  19. Genetic and linguistic coevolution in Northern Island Melanesia.

    Keith Hunley

    2008-10-01

    Full Text Available Recent studies have detailed a remarkable degree of genetic and linguistic diversity in Northern Island Melanesia. Here we utilize that diversity to examine two models of genetic and linguistic coevolution. The first model predicts that genetic and linguistic correspondences formed following population splits and isolation at the time of early range expansions into the region. The second is analogous to the genetic model of isolation by distance, and it predicts that genetic and linguistic correspondences formed through continuing genetic and linguistic exchange between neighboring populations. We tested the predictions of the two models by comparing observed and simulated patterns of genetic variation, genetic and linguistic trees, and matrices of genetic, linguistic, and geographic distances. The data consist of 751 autosomal microsatellites and 108 structural linguistic features collected from 33 Northern Island Melanesian populations. The results of the tests indicate that linguistic and genetic exchange have erased any evidence of a splitting and isolation process that might have occurred early in the settlement history of the region. The correlation patterns are also inconsistent with the predictions of the isolation by distance coevolutionary process in the larger Northern Island Melanesian region, but there is strong evidence for the process in the rugged interior of the largest island in the region (New Britain. There we found some of the strongest recorded correlations between genetic, linguistic, and geographic distances. We also found that, throughout the region, linguistic features have generally been less likely to diffuse across population boundaries than genes. The results from our study, based on exceptionally fine-grained data, show that local genetic and linguistic exchange are likely to obscure evidence of the early history of a region, and that language barriers do not particularly hinder genetic exchange. In contrast

  20. Aspects of conversational style—linguistic versus behavioral analysis

    Hall, Genae A.

    1992-01-01

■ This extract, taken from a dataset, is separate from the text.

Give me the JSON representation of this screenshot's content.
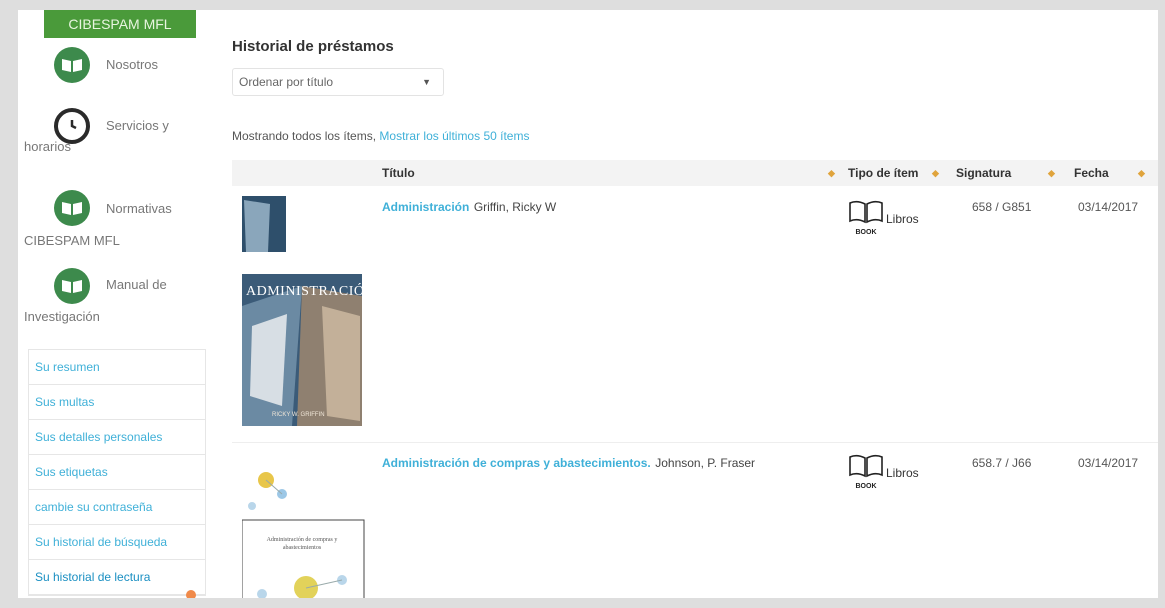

    Skinner's functional analysis of verbal behavior has been contrasted with formal linguistic analysis which studies the grammatical structure and “meaning” of verbal response-products, regardless of the circumstances under which they are produced. Nevertheless, it appears that certain areas of linguistic analysis are not entirely structural. In her recent books That's Not What I Meant (1986) and You Just Don't Understand (1990), the linguist Deborah Tannen purports to explain how people exhibi...